End of summer update from President and Founder of ProSearch, Ed McKersie.
With the end of summer fast approaching, many would-be job seekers will be entering the market and reviewing their options. Our team always sees a flurry of activity as people seek out temporary/contract, temp-to-hire, and career opportunities now that kids are heading back to school, and the final weeks of August are upon us. From Labor Day to the end of the year, hiring managers have a higher sense of urgency to fill open positions and get their teams in place. Given all that has been written about the complexities of this economy and business climate, I thought it would be an excellent time to offer my thoughts on the state of the job market in Maine.
A Message to Employers:
We all know the unemployment rate is again at record lows, and many people are reluctant to re-enter the job market if that means heading into an office five days a week. I recommend that you reevaluate each position on its own when determining if you need an employee onsite full-time or if you could offer a hybrid or even fully remote opportunity to a qualified candidate. We are seeing a continued desire by most job seekers to find either a remote or hybrid position. Job openings requiring full-time in the office are much harder to fill in this market.
In a tight employment market, it’s important to have a flexible interview and evaluation process. While you don’t want to skip any steps in your process, finding ways to combine those steps (having your first and second round of interviews on the same day, for example) puts you at a competitive advantage when the right person comes along. Job seekers are getting multiple offers, and getting them quickly, so it’s important to be ready to move just as quickly when necessary.

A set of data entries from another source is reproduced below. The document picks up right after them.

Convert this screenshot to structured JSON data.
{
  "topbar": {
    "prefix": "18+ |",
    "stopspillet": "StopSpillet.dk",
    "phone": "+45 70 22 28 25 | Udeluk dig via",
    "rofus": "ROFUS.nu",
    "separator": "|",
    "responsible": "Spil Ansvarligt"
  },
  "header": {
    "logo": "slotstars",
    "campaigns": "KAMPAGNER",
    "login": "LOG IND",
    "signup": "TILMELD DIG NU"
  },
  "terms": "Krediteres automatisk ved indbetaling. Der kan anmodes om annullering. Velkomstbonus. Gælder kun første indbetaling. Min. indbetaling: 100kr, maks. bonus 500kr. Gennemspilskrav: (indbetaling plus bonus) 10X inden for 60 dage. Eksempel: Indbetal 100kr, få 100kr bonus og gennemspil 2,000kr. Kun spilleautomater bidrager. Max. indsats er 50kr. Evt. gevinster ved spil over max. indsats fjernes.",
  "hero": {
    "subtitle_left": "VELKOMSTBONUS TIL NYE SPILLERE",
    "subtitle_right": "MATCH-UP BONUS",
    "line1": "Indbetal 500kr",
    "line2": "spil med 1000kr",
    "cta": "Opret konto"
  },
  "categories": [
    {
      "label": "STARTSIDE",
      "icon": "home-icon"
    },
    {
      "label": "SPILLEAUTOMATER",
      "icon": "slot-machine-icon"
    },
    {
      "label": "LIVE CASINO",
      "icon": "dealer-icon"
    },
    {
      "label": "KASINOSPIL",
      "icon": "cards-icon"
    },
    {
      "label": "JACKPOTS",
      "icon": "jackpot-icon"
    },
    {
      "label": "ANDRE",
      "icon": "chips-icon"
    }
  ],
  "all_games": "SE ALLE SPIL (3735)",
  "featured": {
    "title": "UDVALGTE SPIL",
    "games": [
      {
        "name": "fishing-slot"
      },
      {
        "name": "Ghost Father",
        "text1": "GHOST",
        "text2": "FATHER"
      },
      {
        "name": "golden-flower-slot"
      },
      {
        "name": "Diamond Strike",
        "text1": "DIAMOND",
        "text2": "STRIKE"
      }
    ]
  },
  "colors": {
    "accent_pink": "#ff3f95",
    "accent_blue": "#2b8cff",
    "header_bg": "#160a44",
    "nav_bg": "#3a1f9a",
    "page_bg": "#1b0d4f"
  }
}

Be open to training someone on the required skills you are seeking. While you always want to have a solid job description that gives you and any new employee the proper grounding in the requirements and expectations of the job, being flexible where you can is equally important. As a hiring manager, I know some of my best hires over the years have been people I “took a chance on” because they didn’t have all the required experience, but they had the right attitude and I knew they would be a good addition to my team. When people know you took a risk on them, they tend to be more loyal and work harder to prove you made the right choice in giving them the opportunity.
Get accurate and up-to-date compensation information. Not having a firm grip on the current market means you will overlook qualified people and most likely will have to restart your search after interviewing several candidates. My team sees this happen frequently and it’s our first recommendation when we engage with our clients- know the market. We understand budget constraints and potential internal inequities, but knowing what you will need to pay to be competitive is crucial before you begin evaluating and interviewing candidates.
A message to job seekers:
Yes, it is a job seekers market. That is no reason to ghost employers when they have set aside time to meet you for an interview or after you have accepted a job offer. My theory on ghosting is that job seekers don’t know how to have difficult conversations when they find another job or decide they aren’t interested in an interview. This is a skill you need to learn. It’s okay to reach out and tell an employer you changed your mind or found the job of your dreams and therefore won’t be coming to the interview or won’t be showing up for the job you accepted. It isn’t personal and you should develop the ability to have these hard interactions. If you can’t find it within yourself to call, at least email the employer and give them the news. They will respect you for it and this allows them to move on to other candidates.
Do your own research on employers before you decide to interview. Finding out all you can about an employer’s values and culture is important and doing so before an interview allows you to develop questions that will help you decide if you want to join their team. Interviewing is a two-way street; asking good questions also shows you’re not just there to get a job offer but are seriously evaluating whether this is the right career move for you.
Regarding compensation, yes again, it’s a job seekers market. This means that employers will make their best offer to increase the chances of you accepting it. So don’t let compensation drive your decision when evaluating offers. Sure, we all need to pay our bills, and you won’t take a job that doesn’t pay you enough to make ends meet but putting compensation ahead of more important things is a way to end up working in the wrong job (or turning down the right job). Consider what skills and experience you will gain from this job opportunity- how it will build your resume for the longer term. Also, make sure you will be working with people you respect and can learn from and that you will be proud of working for the employer you choose. Job satisfaction is much more about those things than your compensation, especially early in your career.
So, to employers and job seekers in Maine, here’s to the end of summer and the beginning of the fall hiring season.
As we say at Prosearch- Let’s Get to Work!